... Dinwiddie had been deluging London with alarmed reports of the French movements, begging for instructions. The dilatory home government had not even deigned to reply. Right through the spring and scorching summer of 1753, the faithful Lieutenant-Governor sat waiting for some directive, while news came in from the Ohio wilderness of demonstrations by armed and organised French bands in areas long considered the preserve of the middle British colonies. The crisis involving the whole future and structure of North America, as we know it today, was at hand.
On June 16th Dinwiddie wrote to London, pleading the necessity of building forts in the Ohio Valley to check the French:... (Dinwiddie wrote) I hope there is no great army of French among the lakes. His fears were more than justified.
In the whole of Virginia there was not a single man on whom Dinwiddie could call who had been trained as a regular officer. He needed someone of authority and standing to carry the ultimatum to the French. Someone, moreover, who was familiar with the border country and inured to wilderness travel, with a more responsible background than the rough frontiersmen. The requirement soon became the common talk of the Virginia Burgesses, and Dinwiddie's dilemma was solved by a volunteer.

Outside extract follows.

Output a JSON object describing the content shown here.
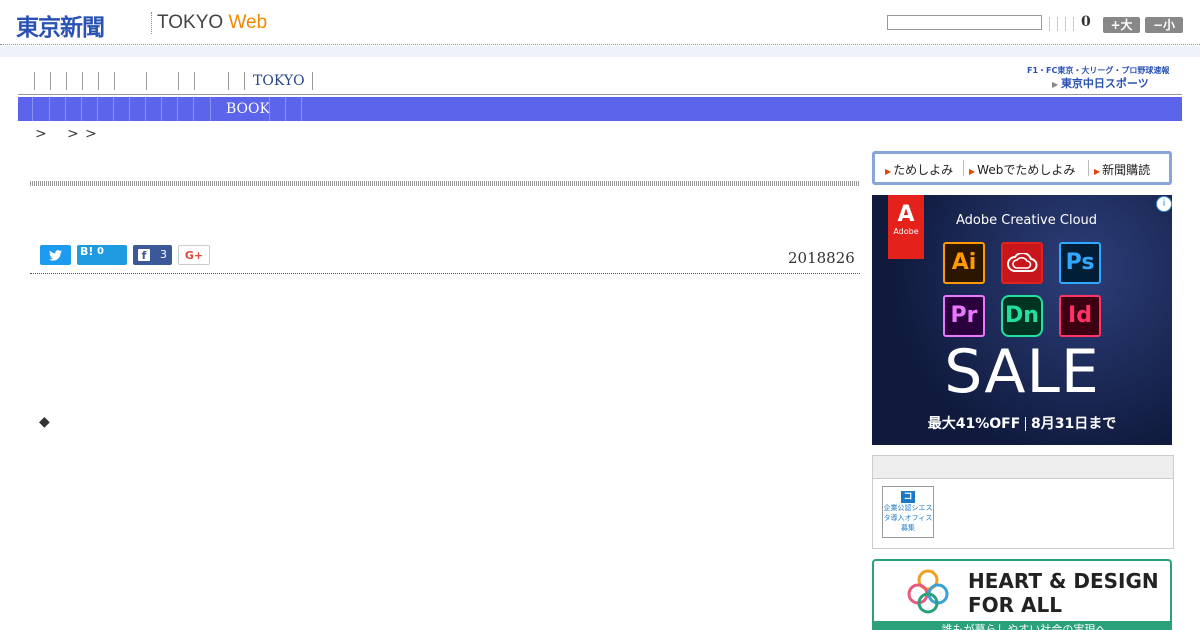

His name was George Washington and he was twenty-one years of age.
From The Official Records Of Robert Dinwiddie: